1 views_ui.admin.inc views_ui_get_selected($form_state, $parents, $default_value, $element)

Gets the current value of a #select element, from within a form constructor function.

This function is intended for use in highly dynamic forms (in particular the add view wizard) which are rebuilt in different ways depending on which triggering element (AJAX or otherwise) was most recently fired. For example, sometimes it is necessary to decide how to build one dynamic form element based on the value of a different dynamic form element that may not have even been present on the form the last time it was submitted. This function takes care of resolving those conflicts and gives you the proper current value of the requested #select element.

By necessity, this function sometimes uses non-validated user input from $form_state['input'] in making its determination. Although it performs some minor validation of its own, it is not complete. The intention is that the return value of this function should only be used to help decide how to build the current form the next time it is reloaded, not to be saved as if it had gone through the normal, final form validation process. Do NOT use the results of this function for any other purpose besides deciding how to build the next version of the form.

Parameters

$form_state: The standard associative array containing the current state of the form.

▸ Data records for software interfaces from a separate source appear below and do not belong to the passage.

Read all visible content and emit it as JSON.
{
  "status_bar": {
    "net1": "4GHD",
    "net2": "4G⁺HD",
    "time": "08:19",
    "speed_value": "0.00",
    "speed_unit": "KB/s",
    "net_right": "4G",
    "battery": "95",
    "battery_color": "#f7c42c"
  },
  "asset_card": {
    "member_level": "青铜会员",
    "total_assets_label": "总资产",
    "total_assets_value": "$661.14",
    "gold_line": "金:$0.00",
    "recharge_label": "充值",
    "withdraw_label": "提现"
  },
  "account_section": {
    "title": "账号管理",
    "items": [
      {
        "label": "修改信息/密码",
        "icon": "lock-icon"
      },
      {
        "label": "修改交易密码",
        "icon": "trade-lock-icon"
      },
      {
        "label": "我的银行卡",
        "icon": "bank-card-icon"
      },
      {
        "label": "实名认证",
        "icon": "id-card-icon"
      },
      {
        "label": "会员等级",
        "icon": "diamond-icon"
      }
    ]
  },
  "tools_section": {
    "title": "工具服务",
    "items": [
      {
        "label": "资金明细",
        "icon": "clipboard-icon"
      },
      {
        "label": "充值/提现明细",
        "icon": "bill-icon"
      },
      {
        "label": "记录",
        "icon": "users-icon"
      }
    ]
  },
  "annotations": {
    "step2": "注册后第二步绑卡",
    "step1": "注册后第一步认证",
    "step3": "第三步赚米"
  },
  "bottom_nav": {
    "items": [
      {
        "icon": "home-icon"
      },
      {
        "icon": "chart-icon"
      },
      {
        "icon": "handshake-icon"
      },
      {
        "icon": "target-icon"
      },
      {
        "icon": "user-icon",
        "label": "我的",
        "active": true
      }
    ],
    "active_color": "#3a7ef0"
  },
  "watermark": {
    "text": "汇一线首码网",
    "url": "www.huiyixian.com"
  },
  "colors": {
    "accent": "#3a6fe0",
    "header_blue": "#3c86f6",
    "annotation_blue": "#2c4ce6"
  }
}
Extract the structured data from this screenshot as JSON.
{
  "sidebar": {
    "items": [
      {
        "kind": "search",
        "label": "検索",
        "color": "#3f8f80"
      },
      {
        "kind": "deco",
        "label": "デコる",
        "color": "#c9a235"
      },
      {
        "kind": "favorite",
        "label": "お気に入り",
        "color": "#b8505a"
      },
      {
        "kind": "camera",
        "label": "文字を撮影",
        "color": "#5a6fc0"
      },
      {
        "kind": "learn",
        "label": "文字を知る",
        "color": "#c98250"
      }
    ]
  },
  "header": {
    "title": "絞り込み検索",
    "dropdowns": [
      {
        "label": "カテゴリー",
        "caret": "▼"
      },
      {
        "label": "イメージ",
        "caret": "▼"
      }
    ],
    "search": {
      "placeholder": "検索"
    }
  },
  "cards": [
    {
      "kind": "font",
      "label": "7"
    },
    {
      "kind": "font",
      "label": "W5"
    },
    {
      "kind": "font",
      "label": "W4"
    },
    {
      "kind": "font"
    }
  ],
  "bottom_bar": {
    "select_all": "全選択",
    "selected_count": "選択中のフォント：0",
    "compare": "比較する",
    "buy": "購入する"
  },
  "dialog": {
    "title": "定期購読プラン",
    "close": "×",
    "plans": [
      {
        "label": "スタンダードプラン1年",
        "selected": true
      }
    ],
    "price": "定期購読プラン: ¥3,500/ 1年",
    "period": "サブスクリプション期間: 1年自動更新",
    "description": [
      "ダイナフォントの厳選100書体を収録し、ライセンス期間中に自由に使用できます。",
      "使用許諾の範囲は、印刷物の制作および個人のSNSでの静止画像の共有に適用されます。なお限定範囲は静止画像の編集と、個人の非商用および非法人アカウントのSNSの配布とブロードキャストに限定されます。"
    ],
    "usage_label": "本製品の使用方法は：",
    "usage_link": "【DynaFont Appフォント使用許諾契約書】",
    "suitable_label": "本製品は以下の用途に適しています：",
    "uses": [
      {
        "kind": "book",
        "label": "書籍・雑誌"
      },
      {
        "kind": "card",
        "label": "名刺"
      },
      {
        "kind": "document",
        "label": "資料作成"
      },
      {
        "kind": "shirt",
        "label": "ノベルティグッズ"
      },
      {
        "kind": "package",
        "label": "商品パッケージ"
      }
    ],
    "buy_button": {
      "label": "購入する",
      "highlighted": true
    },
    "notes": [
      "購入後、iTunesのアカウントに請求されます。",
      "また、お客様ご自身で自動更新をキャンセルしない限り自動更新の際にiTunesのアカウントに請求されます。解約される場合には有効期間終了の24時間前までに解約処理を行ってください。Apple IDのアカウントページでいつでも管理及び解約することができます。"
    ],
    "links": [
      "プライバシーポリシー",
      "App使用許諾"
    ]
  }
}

$parents: An array of parent keys that point to the part of the submitted form values that are expected to contain the element's value (in the case where this form element was actually submitted). In a simple case (assuming #tree is TRUE throughout the form), if the select element is located in $form['wrapper']['select'], so that the submitted form values would normally be found in $form_state['values']['wrapper']['select'], you would pass array('wrapper', 'select') for this parameter.

$default_value: The default value to return if the #select element does not currently have a proper value set based on the submitted input.

$element: An array representing the current version of the #select element within the form.

Return value

The current value of the #select element. A common use for this is to feed: it back into $element['#default_value'] so that the form will be rendered with the correct value selected.

File

core/modules/views_ui/views_ui.admin.inc, line 542
Admin page callbacks for the Views UI module.

Code

function views_ui_get_selected($form_state, $parents, $default_value, $element) {
  // For now, don't trust this to work on anything but a #select element.
  if (!isset($element['#type']) || $element['#type'] != 'select' || !isset($element['#options'])) {
    return $default_value;
  }

  // If there is a user-submitted value for this element that matches one of
  // the currently available options attached to it, use that. We need to check
  // $form_state['input'] rather than $form_state['values'] here because the
  // triggering element often has the #limit_validation_errors property set to
  // prevent unwanted errors elsewhere on the form. This means that the
  // $form_state['values'] array won't be complete. We could make it complete
  // by adding each required part of the form to the #limit_validation_errors
  // property individually as the form is being built, but this is difficult to
  // do for a highly dynamic and extensible form. This method is much simpler.
  if (!empty($form_state['input'])) {
    $key_exists = NULL;
    $submitted = backdrop_array_get_nested_value($form_state['input'], $parents, $key_exists);
    // Check that the user-submitted value is one of the allowed options before
    // returning it. This is not a substitute for actual form validation;
    // rather it is necessary because, for example, the same select element
    // might have #options A, B, and C under one set of conditions but #options
    // D, E, F under a different set of conditions. So the form submission
    // might have occurred with option A selected, but when the form is rebuilt
    // option A is no longer one of the choices. In that case, we don't want to
    // use the value that was submitted anymore but rather fall back to the
    // default value.
    if ($key_exists && in_array($submitted, array_keys($element['#options']))) {
      return $submitted;
    }
  }

  // Fall back on returning the default value if nothing was returned above.
  return $default_value;
}